As usual, his primary character is Alex Cross himself, a Washington, DC, police detective (and incidentally a psychologist, but that gets mentioned only once in this novel).  Around him are his usual secondary characters, his second wife Bree (his first was murdered), his Nana (the grandmother who raised him and now helps raise his three children), the children (one in college and two younger ones), and in this case, a fourth child, a teenager named Ava, whom the family is currently fostering and hoping to adopt, despite the emotional traumas and resulting damage to her psyche that prevents her from trusting this family or any adult who might help her, and making her particularly vulnerable to repeating past experiences.

Patterson uses an interesting technique when writing, using the first person narration when it is Alex Cross but third person when it is the supporting characters.  Sometimes this gets in the way of following the story lines but other times, such as in this book, I think it enhances the perspectives.

As usual, the crimes he investigates are horrific and there have been times in the past when I have found them more gory than necessary.  This time, Patterson seems to have reigned himself in somewhat, describing the brutality clearly but not dwelling on the scenes, which was a relief.

In this novel, there at first appears to be four story lines:  one involves the murders of young blonde women, all similarly killed and posed;  the other involves young gay men, again all similarly killed and similarly disposed of; another involves a man who is apparently stalking Cross, intent on revenge for his perception that Cross had taken from him his daughter who was killed in a crossfire in the past; and Ava’s story. Very quickly we learn that the first two story lines are really one, that the two perpetrators of the murders of the young blonde women and the young gay men are feeding each others fantasies and have been doing so since college (and this is a good 40 years-plus later).  The stalker story begins separately from Ava’s story, but there is a point where we begin to realize that his narrative is going to become wrapped up in Ava’s.  All of these stories feel like jigsaw puzzle pieces until Cross slowly begins to manipulate and recognize the pieces, and even once that occurs, there is the intensity and anxiety of his not having done so quickly enough.  At one point in the novel, because he knows one of the characters is goading him and trying to undermine him by blogging with implications and innuendos about him, and he reacts unprofessionally by physically attacking the man, that thread of the stalker/Ava story becomes entangled by Cross’s temporarily being relieved of duty and possibly facing criminal charges.  In that way, he becomes another separate part of the novel.  Eventually, of course, it all comes together, although not exactly as we would expect it to – parts of it do, parts of it don’t.  Rather like life itself.

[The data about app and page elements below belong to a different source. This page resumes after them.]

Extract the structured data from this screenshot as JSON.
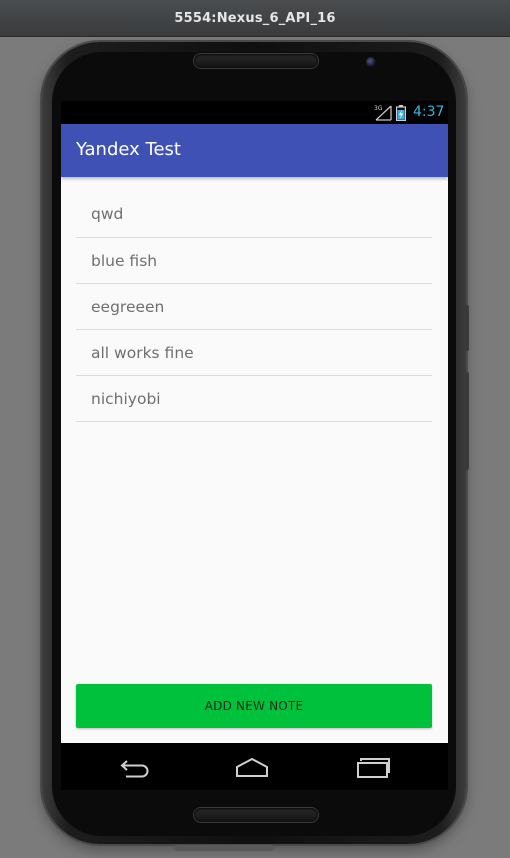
{
  "window": {
    "title": "5554:Nexus_6_API_16"
  },
  "status_bar": {
    "network_type": "3G",
    "time": "4:37",
    "time_color": "#33b5e5"
  },
  "app_bar": {
    "title": "Yandex Test",
    "color": "#3f51b5"
  },
  "notes": [
    {
      "text": "qwd"
    },
    {
      "text": "blue fish"
    },
    {
      "text": "eegreeen"
    },
    {
      "text": "all works fine"
    },
    {
      "text": "nichiyobi"
    }
  ],
  "add_button": {
    "label": "ADD NEW NOTE",
    "color": "#00c13b"
  },
  "nav_bar": {
    "items": [
      {
        "icon": "back-icon"
      },
      {
        "icon": "home-icon"
      },
      {
        "icon": "recents-icon"
      }
    ]
  }
}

Patterson very clearly manipulates the reader with suspense and plot and with his characters, particularly the perpetrators. Cross is an old “friend” for me so I already have a well-established idea of who he is and what he looks like, etc.  I do think my one criticism of this book would be that someone unfamiliar with the character might not understand where he is coming from nor the depth of his development.  That said, however, I did like the fact that a bit more than usual, Patterson involved Cross more within his family, so we got to see his interactions there and his own vulnerabilities as a result.

I did enjoy this book, obviously.  It was a thriller full of suspense and his writing flowed well from scene to scene and character to character.  I think it helps to have read some of his other Cross novels but it isn’t necessary, either, because it’s so well developed.